THE DATA START

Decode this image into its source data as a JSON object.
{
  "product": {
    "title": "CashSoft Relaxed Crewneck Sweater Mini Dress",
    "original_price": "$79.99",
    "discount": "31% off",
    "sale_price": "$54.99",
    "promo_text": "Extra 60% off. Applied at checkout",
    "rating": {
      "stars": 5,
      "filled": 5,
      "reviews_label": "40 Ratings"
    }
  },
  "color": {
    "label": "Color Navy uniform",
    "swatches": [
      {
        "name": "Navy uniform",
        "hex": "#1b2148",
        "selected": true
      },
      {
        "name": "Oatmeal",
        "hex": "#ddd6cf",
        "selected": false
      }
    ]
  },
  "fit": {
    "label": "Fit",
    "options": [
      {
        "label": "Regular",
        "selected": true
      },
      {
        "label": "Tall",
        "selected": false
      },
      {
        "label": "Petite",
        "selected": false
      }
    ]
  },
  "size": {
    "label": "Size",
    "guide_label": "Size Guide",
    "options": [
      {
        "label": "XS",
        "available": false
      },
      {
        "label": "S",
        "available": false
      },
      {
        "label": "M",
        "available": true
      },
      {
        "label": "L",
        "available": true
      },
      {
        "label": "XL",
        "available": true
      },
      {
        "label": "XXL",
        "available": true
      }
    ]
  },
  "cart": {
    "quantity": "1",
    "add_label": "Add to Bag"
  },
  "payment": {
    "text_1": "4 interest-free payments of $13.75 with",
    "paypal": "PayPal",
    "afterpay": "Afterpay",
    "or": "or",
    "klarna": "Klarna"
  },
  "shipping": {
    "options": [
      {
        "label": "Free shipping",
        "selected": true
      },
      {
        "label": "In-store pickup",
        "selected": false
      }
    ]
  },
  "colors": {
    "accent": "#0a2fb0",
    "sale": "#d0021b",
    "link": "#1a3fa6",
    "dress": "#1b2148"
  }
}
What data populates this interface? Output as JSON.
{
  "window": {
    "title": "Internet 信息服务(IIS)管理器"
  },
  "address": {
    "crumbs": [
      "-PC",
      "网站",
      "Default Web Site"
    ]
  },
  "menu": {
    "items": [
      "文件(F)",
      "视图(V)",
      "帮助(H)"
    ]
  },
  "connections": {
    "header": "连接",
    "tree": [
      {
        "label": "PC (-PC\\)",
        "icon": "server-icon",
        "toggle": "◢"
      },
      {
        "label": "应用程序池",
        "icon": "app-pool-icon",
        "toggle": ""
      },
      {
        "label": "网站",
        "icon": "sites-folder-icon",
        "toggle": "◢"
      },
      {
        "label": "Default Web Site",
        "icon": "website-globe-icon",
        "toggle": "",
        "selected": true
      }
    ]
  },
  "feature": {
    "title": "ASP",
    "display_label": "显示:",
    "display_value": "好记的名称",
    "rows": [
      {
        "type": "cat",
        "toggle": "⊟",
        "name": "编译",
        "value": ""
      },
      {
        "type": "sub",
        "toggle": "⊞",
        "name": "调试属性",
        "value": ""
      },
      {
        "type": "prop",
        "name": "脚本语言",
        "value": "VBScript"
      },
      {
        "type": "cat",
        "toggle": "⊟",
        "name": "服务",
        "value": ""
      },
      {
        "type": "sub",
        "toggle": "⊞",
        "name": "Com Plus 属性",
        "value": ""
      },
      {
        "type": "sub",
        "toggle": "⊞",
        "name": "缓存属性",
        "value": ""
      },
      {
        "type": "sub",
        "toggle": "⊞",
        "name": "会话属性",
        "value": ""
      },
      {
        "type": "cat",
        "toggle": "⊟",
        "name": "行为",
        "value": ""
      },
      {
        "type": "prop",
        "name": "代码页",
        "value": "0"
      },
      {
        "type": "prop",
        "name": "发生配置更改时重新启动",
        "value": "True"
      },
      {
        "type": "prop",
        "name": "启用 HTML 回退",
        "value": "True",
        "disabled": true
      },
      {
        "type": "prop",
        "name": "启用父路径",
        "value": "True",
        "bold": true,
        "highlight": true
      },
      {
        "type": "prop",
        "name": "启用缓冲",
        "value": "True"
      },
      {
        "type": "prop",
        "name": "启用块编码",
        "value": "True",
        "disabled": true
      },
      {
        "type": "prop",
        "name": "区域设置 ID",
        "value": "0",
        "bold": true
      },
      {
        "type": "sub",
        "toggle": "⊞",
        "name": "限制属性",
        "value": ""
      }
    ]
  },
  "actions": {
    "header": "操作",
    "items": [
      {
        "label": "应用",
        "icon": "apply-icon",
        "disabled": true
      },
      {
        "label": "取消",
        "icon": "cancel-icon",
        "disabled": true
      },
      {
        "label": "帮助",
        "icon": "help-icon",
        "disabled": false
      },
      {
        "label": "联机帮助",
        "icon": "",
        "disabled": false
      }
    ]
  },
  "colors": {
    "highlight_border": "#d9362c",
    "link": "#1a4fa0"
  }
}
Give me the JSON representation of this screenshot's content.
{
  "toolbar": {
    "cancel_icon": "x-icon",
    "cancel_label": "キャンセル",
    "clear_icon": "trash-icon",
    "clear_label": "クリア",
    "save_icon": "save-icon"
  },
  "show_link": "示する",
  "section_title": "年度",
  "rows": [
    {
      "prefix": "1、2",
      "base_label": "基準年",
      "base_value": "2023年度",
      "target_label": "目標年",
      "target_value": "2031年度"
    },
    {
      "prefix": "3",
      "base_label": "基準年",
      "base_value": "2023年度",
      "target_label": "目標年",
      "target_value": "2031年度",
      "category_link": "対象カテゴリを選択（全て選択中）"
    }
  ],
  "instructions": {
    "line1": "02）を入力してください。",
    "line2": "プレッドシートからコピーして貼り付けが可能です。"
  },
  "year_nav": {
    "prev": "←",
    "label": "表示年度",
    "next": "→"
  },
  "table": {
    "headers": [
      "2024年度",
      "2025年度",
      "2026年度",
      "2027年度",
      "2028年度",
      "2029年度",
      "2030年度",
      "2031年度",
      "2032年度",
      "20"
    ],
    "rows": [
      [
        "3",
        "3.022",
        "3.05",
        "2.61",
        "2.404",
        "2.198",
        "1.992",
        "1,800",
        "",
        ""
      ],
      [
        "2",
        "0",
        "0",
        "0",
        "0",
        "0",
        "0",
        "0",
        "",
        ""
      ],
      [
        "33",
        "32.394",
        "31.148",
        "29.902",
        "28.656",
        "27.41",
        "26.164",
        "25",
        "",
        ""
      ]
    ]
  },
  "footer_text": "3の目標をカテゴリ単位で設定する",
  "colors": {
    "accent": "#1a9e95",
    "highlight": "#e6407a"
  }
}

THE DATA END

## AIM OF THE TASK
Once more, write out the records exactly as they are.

## RESULT
Decode this image into its source data as a JSON object.
{
  "product": {
    "title": "CashSoft Relaxed Crewneck Sweater Mini Dress",
    "original_price": "$79.99",
    "discount": "31% off",
    "sale_price": "$54.99",
    "promo_text": "Extra 60% off. Applied at checkout",
    "rating": {
      "stars": 5,
      "filled": 5,
      "reviews_label": "40 Ratings"
    }
  },
  "color": {
    "label": "Color Navy uniform",
    "swatches": [
      {
        "name": "Navy uniform",
        "hex": "#1b2148",
        "selected": true
      },
      {
        "name": "Oatmeal",
        "hex": "#ddd6cf",
        "selected": false
      }
    ]
  },
  "fit": {
    "label": "Fit",
    "options": [
      {
        "label": "Regular",
        "selected": true
      },
      {
        "label": "Tall",
        "selected": false
      },
      {
        "label": "Petite",
        "selected": false
      }
    ]
  },
  "size": {
    "label": "Size",
    "guide_label": "Size Guide",
    "options": [
      {
        "label": "XS",
        "available": false
      },
      {
        "label": "S",
        "available": false
      },
      {
        "label": "M",
        "available": true
      },
      {
        "label": "L",
        "available": true
      },
      {
        "label": "XL",
        "available": true
      },
      {
        "label": "XXL",
        "available": true
      }
    ]
  },
  "cart": {
    "quantity": "1",
    "add_label": "Add to Bag"
  },
  "payment": {
    "text_1": "4 interest-free payments of $13.75 with",
    "paypal": "PayPal",
    "afterpay": "Afterpay",
    "or": "or",
    "klarna": "Klarna"
  },
  "shipping": {
    "options": [
      {
        "label": "Free shipping",
        "selected": true
      },
      {
        "label": "In-store pickup",
        "selected": false
      }
    ]
  },
  "colors": {
    "accent": "#0a2fb0",
    "sale": "#d0021b",
    "link": "#1a3fa6",
    "dress": "#1b2148"
  }
}
What data populates this interface? Output as JSON.
{
  "window": {
    "title": "Internet 信息服务(IIS)管理器"
  },
  "address": {
    "crumbs": [
      "-PC",
      "网站",
      "Default Web Site"
    ]
  },
  "menu": {
    "items": [
      "文件(F)",
      "视图(V)",
      "帮助(H)"
    ]
  },
  "connections": {
    "header": "连接",
    "tree": [
      {
        "label": "PC (-PC\\)",
        "icon": "server-icon",
        "toggle": "◢"
      },
      {
        "label": "应用程序池",
        "icon": "app-pool-icon",
        "toggle": ""
      },
      {
        "label": "网站",
        "icon": "sites-folder-icon",
        "toggle": "◢"
      },
      {
        "label": "Default Web Site",
        "icon": "website-globe-icon",
        "toggle": "",
        "selected": true
      }
    ]
  },
  "feature": {
    "title": "ASP",
    "display_label": "显示:",
    "display_value": "好记的名称",
    "rows": [
      {
        "type": "cat",
        "toggle": "⊟",
        "name": "编译",
        "value": ""
      },
      {
        "type": "sub",
        "toggle": "⊞",
        "name": "调试属性",
        "value": ""
      },
      {
        "type": "prop",
        "name": "脚本语言",
        "value": "VBScript"
      },
      {
        "type": "cat",
        "toggle": "⊟",
        "name": "服务",
        "value": ""
      },
      {
        "type": "sub",
        "toggle": "⊞",
        "name": "Com Plus 属性",
        "value": ""
      },
      {
        "type": "sub",
        "toggle": "⊞",
        "name": "缓存属性",
        "value": ""
      },
      {
        "type": "sub",
        "toggle": "⊞",
        "name": "会话属性",
        "value": ""
      },
      {
        "type": "cat",
        "toggle": "⊟",
        "name": "行为",
        "value": ""
      },
      {
        "type": "prop",
        "name": "代码页",
        "value": "0"
      },
      {
        "type": "prop",
        "name": "发生配置更改时重新启动",
        "value": "True"
      },
      {
        "type": "prop",
        "name": "启用 HTML 回退",
        "value": "True",
        "disabled": true
      },
      {
        "type": "prop",
        "name": "启用父路径",
        "value": "True",
        "bold": true,
        "highlight": true
      },
      {
        "type": "prop",
        "name": "启用缓冲",
        "value": "True"
      },
      {
        "type": "prop",
        "name": "启用块编码",
        "value": "True",
        "disabled": true
      },
      {
        "type": "prop",
        "name": "区域设置 ID",
        "value": "0",
        "bold": true
      },
      {
        "type": "sub",
        "toggle": "⊞",
        "name": "限制属性",
        "value": ""
      }
    ]
  },
  "actions": {
    "header": "操作",
    "items": [
      {
        "label": "应用",
        "icon": "apply-icon",
        "disabled": true
      },
      {
        "label": "取消",
        "icon": "cancel-icon",
        "disabled": true
      },
      {
        "label": "帮助",
        "icon": "help-icon",
        "disabled": false
      },
      {
        "label": "联机帮助",
        "icon": "",
        "disabled": false
      }
    ]
  },
  "colors": {
    "highlight_border": "#d9362c",
    "link": "#1a4fa0"
  }
}
Give me the JSON representation of this screenshot's content.
{
  "toolbar": {
    "cancel_icon": "x-icon",
    "cancel_label": "キャンセル",
    "clear_icon": "trash-icon",
    "clear_label": "クリア",
    "save_icon": "save-icon"
  },
  "show_link": "示する",
  "section_title": "年度",
  "rows": [
    {
      "prefix": "1、2",
      "base_label": "基準年",
      "base_value": "2023年度",
      "target_label": "目標年",
      "target_value": "2031年度"
    },
    {
      "prefix": "3",
      "base_label": "基準年",
      "base_value": "2023年度",
      "target_label": "目標年",
      "target_value": "2031年度",
      "category_link": "対象カテゴリを選択（全て選択中）"
    }
  ],
  "instructions": {
    "line1": "02）を入力してください。",
    "line2": "プレッドシートからコピーして貼り付けが可能です。"
  },
  "year_nav": {
    "prev": "←",
    "label": "表示年度",
    "next": "→"
  },
  "table": {
    "headers": [
      "2024年度",
      "2025年度",
      "2026年度",
      "2027年度",
      "2028年度",
      "2029年度",
      "2030年度",
      "2031年度",
      "2032年度",
      "20"
    ],
    "rows": [
      [
        "3",
        "3.022",
        "3.05",
        "2.61",
        "2.404",
        "2.198",
        "1.992",
        "1,800",
        "",
        ""
      ],
      [
        "2",
        "0",
        "0",
        "0",
        "0",
        "0",
        "0",
        "0",
        "",
        ""
      ],
      [
        "33",
        "32.394",
        "31.148",
        "29.902",
        "28.656",
        "27.41",
        "26.164",
        "25",
        "",
        ""
      ]
    ]
  },
  "footer_text": "3の目標をカテゴリ単位で設定する",
  "colors": {
    "accent": "#1a9e95",
    "highlight": "#e6407a"
  }
}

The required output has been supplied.